[Brief]: Reproduce the whole listing below exactly.

..........

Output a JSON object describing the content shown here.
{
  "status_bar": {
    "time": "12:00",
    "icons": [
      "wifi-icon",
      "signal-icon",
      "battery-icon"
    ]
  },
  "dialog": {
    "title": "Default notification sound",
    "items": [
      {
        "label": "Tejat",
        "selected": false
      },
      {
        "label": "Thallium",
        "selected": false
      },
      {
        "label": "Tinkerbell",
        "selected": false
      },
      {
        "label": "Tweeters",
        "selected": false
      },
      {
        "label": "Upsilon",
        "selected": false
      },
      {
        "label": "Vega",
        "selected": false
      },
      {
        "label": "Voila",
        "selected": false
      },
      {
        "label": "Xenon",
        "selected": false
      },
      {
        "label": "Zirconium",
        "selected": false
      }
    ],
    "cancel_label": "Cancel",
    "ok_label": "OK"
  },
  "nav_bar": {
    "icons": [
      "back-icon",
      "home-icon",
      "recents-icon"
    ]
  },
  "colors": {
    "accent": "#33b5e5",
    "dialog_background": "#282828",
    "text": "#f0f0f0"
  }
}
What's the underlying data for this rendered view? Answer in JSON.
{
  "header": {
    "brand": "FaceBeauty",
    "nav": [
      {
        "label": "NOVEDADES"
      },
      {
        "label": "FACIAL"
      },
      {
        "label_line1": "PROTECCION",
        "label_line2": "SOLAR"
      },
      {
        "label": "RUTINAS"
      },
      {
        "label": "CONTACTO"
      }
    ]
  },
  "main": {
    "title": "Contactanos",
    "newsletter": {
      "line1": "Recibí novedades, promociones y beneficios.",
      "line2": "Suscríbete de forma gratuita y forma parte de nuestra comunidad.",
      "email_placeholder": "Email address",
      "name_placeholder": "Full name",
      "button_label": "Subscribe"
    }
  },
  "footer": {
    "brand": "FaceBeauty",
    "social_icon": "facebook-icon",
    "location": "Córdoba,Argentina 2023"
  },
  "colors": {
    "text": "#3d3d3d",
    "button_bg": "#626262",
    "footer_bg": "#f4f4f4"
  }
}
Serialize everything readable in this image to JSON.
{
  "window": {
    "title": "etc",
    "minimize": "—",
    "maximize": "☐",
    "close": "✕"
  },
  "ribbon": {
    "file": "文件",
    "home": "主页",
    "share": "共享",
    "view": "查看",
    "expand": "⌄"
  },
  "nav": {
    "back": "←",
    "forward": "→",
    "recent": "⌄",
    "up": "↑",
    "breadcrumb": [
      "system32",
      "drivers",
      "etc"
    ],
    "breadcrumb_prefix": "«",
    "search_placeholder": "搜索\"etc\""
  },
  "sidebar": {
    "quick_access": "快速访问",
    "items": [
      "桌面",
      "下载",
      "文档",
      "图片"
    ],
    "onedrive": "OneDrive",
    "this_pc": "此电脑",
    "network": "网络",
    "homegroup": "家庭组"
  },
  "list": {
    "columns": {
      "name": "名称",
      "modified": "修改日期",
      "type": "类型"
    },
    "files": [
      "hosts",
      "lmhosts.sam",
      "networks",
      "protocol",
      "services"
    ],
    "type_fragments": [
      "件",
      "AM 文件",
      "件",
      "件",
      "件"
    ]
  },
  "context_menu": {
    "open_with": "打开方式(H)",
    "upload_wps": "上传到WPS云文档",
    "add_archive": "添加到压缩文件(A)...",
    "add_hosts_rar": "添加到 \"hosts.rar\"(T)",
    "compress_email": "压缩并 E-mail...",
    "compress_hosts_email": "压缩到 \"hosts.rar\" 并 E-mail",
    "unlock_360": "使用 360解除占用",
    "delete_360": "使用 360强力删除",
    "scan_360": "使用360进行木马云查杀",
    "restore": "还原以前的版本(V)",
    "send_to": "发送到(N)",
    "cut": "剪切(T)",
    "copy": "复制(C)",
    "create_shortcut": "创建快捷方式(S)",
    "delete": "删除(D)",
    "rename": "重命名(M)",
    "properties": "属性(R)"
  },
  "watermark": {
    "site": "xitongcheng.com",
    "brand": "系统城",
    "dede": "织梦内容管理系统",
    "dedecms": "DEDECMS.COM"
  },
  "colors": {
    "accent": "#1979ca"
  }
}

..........

[Answer section]:
Output a JSON object describing the content shown here.
{
  "status_bar": {
    "time": "12:00",
    "icons": [
      "wifi-icon",
      "signal-icon",
      "battery-icon"
    ]
  },
  "dialog": {
    "title": "Default notification sound",
    "items": [
      {
        "label": "Tejat",
        "selected": false
      },
      {
        "label": "Thallium",
        "selected": false
      },
      {
        "label": "Tinkerbell",
        "selected": false
      },
      {
        "label": "Tweeters",
        "selected": false
      },
      {
        "label": "Upsilon",
        "selected": false
      },
      {
        "label": "Vega",
        "selected": false
      },
      {
        "label": "Voila",
        "selected": false
      },
      {
        "label": "Xenon",
        "selected": false
      },
      {
        "label": "Zirconium",
        "selected": false
      }
    ],
    "cancel_label": "Cancel",
    "ok_label": "OK"
  },
  "nav_bar": {
    "icons": [
      "back-icon",
      "home-icon",
      "recents-icon"
    ]
  },
  "colors": {
    "accent": "#33b5e5",
    "dialog_background": "#282828",
    "text": "#f0f0f0"
  }
}
What's the underlying data for this rendered view? Answer in JSON.
{
  "header": {
    "brand": "FaceBeauty",
    "nav": [
      {
        "label": "NOVEDADES"
      },
      {
        "label": "FACIAL"
      },
      {
        "label_line1": "PROTECCION",
        "label_line2": "SOLAR"
      },
      {
        "label": "RUTINAS"
      },
      {
        "label": "CONTACTO"
      }
    ]
  },
  "main": {
    "title": "Contactanos",
    "newsletter": {
      "line1": "Recibí novedades, promociones y beneficios.",
      "line2": "Suscríbete de forma gratuita y forma parte de nuestra comunidad.",
      "email_placeholder": "Email address",
      "name_placeholder": "Full name",
      "button_label": "Subscribe"
    }
  },
  "footer": {
    "brand": "FaceBeauty",
    "social_icon": "facebook-icon",
    "location": "Córdoba,Argentina 2023"
  },
  "colors": {
    "text": "#3d3d3d",
    "button_bg": "#626262",
    "footer_bg": "#f4f4f4"
  }
}
Serialize everything readable in this image to JSON.
{
  "window": {
    "title": "etc",
    "minimize": "—",
    "maximize": "☐",
    "close": "✕"
  },
  "ribbon": {
    "file": "文件",
    "home": "主页",
    "share": "共享",
    "view": "查看",
    "expand": "⌄"
  },
  "nav": {
    "back": "←",
    "forward": "→",
    "recent": "⌄",
    "up": "↑",
    "breadcrumb": [
      "system32",
      "drivers",
      "etc"
    ],
    "breadcrumb_prefix": "«",
    "search_placeholder": "搜索\"etc\""
  },
  "sidebar": {
    "quick_access": "快速访问",
    "items": [
      "桌面",
      "下载",
      "文档",
      "图片"
    ],
    "onedrive": "OneDrive",
    "this_pc": "此电脑",
    "network": "网络",
    "homegroup": "家庭组"
  },
  "list": {
    "columns": {
      "name": "名称",
      "modified": "修改日期",
      "type": "类型"
    },
    "files": [
      "hosts",
      "lmhosts.sam",
      "networks",
      "protocol",
      "services"
    ],
    "type_fragments": [
      "件",
      "AM 文件",
      "件",
      "件",
      "件"
    ]
  },
  "context_menu": {
    "open_with": "打开方式(H)",
    "upload_wps": "上传到WPS云文档",
    "add_archive": "添加到压缩文件(A)...",
    "add_hosts_rar": "添加到 \"hosts.rar\"(T)",
    "compress_email": "压缩并 E-mail...",
    "compress_hosts_email": "压缩到 \"hosts.rar\" 并 E-mail",
    "unlock_360": "使用 360解除占用",
    "delete_360": "使用 360强力删除",
    "scan_360": "使用360进行木马云查杀",
    "restore": "还原以前的版本(V)",
    "send_to": "发送到(N)",
    "cut": "剪切(T)",
    "copy": "复制(C)",
    "create_shortcut": "创建快捷方式(S)",
    "delete": "删除(D)",
    "rename": "重命名(M)",
    "properties": "属性(R)"
  },
  "watermark": {
    "site": "xitongcheng.com",
    "brand": "系统城",
    "dede": "织梦内容管理系统",
    "dedecms": "DEDECMS.COM"
  },
  "colors": {
    "accent": "#1979ca"
  }
}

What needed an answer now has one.